Widely acknowledged as being a critical part of any charity, the success of the relationship between chair and chief executive does not come about by accident.
As with any issue involving personalities, it requires careful planning and continual review, and it needs honesty on both sides if it is to work for the benefit of the charity.
Chairs often have their own lives and responsibilities outside the organisation, so it is important that the process by which it is hoped to achieve the charity's aims is agreed by both sides. Chief executives, by the same token, must feel that they have the support of the chair.
Notes should be kept of all meetings. Obviously, there will be occasions when it is necessary to meet informally or at short notice, but a regular pattern of discussion and updating should be laid down.
In smaller charities it is tempting to allow strong chief executives to assume responsibilities beyond the management remit, especially if this leads to greater success for the charity.

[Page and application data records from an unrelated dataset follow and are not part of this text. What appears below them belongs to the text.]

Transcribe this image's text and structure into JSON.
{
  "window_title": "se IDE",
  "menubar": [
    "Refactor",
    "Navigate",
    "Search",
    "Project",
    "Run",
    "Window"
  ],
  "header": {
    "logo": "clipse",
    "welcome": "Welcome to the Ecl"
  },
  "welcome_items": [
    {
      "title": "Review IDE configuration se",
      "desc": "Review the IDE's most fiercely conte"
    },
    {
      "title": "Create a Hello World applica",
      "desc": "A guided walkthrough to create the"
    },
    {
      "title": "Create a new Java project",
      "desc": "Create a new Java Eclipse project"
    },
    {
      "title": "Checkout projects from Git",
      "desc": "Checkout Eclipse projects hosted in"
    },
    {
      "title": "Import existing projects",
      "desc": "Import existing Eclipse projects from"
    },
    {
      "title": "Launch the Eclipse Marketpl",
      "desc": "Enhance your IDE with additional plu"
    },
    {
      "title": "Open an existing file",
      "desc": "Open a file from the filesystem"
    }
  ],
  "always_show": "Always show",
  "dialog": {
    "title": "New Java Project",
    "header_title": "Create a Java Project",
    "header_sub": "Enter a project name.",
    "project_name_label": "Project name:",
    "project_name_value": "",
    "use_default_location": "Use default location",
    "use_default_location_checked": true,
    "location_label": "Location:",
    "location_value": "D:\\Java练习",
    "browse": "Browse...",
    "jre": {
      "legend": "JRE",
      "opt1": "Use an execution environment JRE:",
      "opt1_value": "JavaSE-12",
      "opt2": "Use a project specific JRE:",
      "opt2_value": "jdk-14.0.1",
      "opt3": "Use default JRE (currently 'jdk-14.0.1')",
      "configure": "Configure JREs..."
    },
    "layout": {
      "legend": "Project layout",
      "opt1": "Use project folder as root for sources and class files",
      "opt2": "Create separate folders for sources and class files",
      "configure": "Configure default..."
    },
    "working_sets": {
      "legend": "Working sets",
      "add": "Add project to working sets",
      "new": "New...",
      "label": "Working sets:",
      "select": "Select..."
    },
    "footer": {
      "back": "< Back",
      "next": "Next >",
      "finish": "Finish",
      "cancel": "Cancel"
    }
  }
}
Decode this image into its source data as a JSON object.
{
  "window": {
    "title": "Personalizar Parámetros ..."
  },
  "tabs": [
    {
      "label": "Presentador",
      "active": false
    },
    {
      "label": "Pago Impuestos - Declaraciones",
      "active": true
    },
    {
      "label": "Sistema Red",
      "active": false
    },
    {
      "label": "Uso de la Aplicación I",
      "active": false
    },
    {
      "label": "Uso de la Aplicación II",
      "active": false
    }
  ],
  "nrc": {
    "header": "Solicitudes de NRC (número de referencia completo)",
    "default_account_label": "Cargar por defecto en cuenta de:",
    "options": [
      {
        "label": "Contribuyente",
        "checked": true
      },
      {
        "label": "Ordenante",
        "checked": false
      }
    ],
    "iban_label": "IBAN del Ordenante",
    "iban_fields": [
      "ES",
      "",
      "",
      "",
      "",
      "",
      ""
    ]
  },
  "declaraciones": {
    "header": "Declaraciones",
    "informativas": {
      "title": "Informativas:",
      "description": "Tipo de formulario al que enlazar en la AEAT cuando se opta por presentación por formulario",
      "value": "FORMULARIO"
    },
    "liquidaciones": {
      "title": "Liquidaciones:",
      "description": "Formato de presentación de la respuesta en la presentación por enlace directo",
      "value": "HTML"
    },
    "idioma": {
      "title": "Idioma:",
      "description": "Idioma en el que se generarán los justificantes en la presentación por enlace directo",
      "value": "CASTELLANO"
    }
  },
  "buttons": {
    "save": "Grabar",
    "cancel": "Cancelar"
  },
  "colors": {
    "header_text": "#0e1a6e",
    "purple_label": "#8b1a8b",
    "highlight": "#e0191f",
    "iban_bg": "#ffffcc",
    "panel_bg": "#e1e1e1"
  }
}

But remember that it is the trustees who have the ultimate legal and fiscal responsibility for the charity and it is they who set the strategy to enable its development and success.